◆ Problem statement: From the entries that follow, list every line in which the string "JSON" appears.

[Dataset rows describing interfaces]

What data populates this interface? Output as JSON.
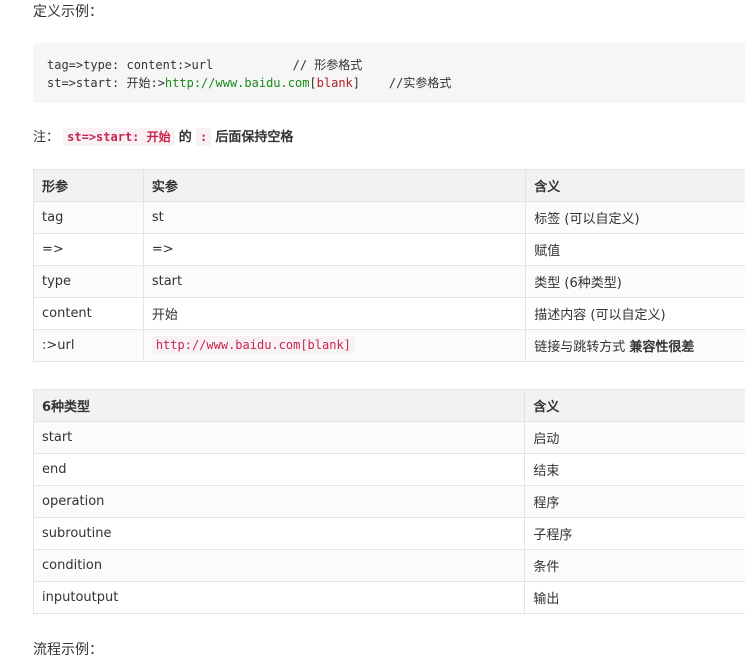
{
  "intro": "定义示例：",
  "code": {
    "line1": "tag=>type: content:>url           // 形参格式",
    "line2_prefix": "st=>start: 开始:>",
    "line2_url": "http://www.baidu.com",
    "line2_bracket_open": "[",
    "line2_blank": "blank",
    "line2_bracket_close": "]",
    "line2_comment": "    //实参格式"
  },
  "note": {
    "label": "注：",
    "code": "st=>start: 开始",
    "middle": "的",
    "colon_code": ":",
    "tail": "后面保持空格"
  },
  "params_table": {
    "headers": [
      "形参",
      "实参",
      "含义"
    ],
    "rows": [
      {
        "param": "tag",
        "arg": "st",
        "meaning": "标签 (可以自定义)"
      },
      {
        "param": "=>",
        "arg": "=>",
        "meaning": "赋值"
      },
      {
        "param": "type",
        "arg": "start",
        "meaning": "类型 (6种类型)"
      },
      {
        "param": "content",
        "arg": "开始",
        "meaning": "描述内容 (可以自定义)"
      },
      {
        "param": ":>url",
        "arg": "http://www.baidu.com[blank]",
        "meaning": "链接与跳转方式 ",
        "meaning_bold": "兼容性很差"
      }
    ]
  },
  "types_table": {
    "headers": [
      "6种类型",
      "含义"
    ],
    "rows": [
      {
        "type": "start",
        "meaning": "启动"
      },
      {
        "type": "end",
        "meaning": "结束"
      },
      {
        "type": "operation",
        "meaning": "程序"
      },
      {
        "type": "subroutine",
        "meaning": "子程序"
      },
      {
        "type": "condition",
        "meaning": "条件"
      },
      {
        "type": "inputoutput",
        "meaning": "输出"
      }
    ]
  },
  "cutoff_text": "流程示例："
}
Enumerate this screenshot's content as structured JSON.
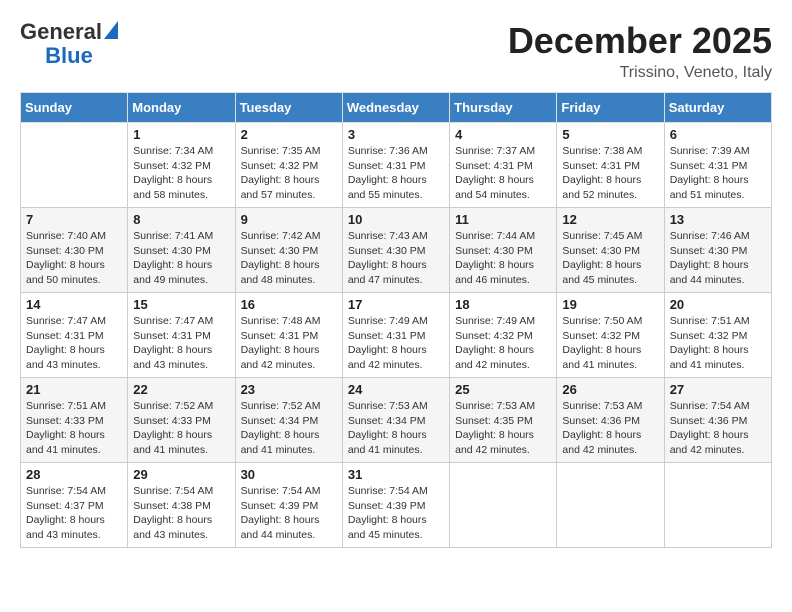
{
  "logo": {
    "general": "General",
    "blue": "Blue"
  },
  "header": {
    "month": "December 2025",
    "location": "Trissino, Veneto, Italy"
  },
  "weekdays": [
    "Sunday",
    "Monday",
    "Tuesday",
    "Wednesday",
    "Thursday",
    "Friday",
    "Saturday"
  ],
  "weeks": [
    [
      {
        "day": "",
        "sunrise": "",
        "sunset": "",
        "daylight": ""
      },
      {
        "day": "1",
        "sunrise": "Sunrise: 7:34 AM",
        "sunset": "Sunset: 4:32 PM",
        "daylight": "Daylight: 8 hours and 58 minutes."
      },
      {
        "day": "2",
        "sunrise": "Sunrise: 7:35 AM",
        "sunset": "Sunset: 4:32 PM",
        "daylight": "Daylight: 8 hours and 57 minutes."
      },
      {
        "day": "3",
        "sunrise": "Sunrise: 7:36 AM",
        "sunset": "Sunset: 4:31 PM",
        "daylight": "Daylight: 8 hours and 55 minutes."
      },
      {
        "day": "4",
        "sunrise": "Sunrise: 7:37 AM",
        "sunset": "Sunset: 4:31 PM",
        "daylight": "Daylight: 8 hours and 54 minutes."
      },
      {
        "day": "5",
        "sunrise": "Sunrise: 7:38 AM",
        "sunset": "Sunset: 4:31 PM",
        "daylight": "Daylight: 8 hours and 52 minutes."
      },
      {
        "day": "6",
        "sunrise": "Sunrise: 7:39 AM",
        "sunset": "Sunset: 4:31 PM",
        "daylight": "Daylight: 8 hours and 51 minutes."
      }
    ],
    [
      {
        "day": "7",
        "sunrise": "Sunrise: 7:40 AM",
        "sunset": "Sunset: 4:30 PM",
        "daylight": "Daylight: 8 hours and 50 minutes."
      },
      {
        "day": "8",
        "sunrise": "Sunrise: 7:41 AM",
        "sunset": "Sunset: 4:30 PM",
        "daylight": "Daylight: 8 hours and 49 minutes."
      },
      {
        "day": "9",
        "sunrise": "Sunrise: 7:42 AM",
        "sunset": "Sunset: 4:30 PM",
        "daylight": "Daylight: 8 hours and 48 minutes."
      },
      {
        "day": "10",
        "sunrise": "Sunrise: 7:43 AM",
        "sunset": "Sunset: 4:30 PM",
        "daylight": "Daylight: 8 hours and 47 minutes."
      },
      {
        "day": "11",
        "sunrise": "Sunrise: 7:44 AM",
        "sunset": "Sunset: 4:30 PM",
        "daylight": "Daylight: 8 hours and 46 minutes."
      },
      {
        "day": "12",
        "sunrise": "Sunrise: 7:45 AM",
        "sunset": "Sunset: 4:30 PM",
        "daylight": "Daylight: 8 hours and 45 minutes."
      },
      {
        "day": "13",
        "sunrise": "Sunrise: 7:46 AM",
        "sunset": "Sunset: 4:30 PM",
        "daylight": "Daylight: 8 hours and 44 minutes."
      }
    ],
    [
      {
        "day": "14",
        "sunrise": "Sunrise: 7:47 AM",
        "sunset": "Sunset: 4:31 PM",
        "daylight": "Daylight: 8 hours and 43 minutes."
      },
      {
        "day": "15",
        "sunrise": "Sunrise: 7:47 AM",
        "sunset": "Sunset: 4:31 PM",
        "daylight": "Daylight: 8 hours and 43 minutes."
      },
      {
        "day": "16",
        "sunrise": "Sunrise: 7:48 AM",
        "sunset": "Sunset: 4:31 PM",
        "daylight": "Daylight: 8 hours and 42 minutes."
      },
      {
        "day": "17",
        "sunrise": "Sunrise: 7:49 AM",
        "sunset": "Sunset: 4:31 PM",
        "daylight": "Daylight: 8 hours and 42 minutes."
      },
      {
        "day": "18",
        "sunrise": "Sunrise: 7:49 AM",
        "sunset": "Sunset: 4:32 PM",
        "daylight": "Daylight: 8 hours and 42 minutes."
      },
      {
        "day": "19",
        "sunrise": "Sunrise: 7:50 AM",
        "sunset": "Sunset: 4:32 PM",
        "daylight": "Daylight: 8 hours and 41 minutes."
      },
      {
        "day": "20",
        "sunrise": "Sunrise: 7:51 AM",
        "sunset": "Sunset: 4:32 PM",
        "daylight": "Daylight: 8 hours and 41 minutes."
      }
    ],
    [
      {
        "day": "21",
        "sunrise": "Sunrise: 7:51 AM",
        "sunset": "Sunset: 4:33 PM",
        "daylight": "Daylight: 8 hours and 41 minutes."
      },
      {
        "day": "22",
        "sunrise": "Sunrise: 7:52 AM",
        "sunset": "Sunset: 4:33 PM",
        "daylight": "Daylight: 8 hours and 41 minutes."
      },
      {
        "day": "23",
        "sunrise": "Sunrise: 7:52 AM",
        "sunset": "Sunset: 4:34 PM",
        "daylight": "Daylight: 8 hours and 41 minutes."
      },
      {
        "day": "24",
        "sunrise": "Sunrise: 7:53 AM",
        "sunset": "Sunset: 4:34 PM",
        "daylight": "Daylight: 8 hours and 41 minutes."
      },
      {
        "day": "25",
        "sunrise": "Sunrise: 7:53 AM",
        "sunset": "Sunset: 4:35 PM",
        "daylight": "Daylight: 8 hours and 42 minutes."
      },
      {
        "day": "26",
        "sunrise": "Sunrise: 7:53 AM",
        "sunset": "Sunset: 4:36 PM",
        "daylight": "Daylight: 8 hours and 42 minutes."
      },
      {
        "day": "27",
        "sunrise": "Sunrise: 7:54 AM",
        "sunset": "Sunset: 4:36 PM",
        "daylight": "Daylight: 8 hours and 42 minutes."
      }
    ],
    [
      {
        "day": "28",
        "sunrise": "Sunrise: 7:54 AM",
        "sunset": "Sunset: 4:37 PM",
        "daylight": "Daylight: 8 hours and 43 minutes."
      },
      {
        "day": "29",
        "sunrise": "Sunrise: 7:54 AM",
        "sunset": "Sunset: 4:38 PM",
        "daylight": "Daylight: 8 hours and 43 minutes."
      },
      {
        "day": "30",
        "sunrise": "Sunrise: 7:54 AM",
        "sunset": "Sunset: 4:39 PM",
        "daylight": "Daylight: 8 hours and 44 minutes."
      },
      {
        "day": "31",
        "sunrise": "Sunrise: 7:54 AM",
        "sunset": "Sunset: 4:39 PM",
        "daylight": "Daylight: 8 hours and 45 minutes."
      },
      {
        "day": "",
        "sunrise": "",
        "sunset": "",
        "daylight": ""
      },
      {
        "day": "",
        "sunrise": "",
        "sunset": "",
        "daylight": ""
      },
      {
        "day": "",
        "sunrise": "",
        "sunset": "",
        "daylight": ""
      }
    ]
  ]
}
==
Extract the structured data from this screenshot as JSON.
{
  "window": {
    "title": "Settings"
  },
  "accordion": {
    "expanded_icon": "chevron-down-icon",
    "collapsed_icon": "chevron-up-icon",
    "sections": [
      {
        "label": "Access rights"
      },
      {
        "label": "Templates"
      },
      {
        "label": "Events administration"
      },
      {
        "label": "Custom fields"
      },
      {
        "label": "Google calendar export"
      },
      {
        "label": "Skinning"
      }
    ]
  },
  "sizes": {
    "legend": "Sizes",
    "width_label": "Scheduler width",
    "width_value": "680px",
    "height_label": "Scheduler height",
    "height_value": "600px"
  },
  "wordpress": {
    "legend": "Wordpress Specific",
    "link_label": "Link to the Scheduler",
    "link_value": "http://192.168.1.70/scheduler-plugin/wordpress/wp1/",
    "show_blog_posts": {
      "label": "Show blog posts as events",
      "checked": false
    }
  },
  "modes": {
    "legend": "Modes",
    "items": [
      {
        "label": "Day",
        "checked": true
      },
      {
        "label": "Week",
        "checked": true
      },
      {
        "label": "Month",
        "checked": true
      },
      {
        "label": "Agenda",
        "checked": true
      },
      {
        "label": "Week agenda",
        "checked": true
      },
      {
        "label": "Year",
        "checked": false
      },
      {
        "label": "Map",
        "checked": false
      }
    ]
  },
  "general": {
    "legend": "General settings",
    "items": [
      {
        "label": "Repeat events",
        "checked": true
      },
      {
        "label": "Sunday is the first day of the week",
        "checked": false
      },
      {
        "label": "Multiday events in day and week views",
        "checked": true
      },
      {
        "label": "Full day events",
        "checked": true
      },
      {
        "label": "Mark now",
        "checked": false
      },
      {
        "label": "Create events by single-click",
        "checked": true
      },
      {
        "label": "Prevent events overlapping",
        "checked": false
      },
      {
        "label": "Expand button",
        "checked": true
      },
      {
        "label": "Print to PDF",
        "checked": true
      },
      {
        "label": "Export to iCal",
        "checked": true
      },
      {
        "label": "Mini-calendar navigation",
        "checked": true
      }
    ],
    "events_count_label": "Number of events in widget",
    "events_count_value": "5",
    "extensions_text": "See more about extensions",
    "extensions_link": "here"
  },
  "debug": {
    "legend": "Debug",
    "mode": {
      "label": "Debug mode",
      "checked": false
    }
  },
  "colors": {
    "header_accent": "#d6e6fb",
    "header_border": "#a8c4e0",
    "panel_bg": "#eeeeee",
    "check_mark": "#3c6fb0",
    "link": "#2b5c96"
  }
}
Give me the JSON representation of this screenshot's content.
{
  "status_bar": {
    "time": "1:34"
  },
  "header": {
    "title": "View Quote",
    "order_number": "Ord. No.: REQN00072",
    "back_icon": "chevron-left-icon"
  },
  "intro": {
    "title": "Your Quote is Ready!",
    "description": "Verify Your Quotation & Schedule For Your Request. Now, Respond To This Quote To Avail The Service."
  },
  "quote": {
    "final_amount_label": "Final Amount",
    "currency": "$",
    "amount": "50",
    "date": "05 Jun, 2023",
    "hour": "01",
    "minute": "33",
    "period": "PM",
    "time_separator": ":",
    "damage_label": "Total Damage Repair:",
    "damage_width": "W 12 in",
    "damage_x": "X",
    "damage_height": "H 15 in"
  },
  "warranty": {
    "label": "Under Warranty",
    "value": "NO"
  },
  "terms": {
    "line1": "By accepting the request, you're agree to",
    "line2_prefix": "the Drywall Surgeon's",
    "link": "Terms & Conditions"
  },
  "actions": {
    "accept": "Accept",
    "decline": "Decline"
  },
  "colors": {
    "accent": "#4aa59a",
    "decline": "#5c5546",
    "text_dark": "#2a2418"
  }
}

◆ Solution for this exercise:
What data populates this interface? Output as JSON.
Enumerate this screenshot's content as structured JSON.
Extract the structured data from this screenshot as JSON.
Give me the JSON representation of this screenshot's content.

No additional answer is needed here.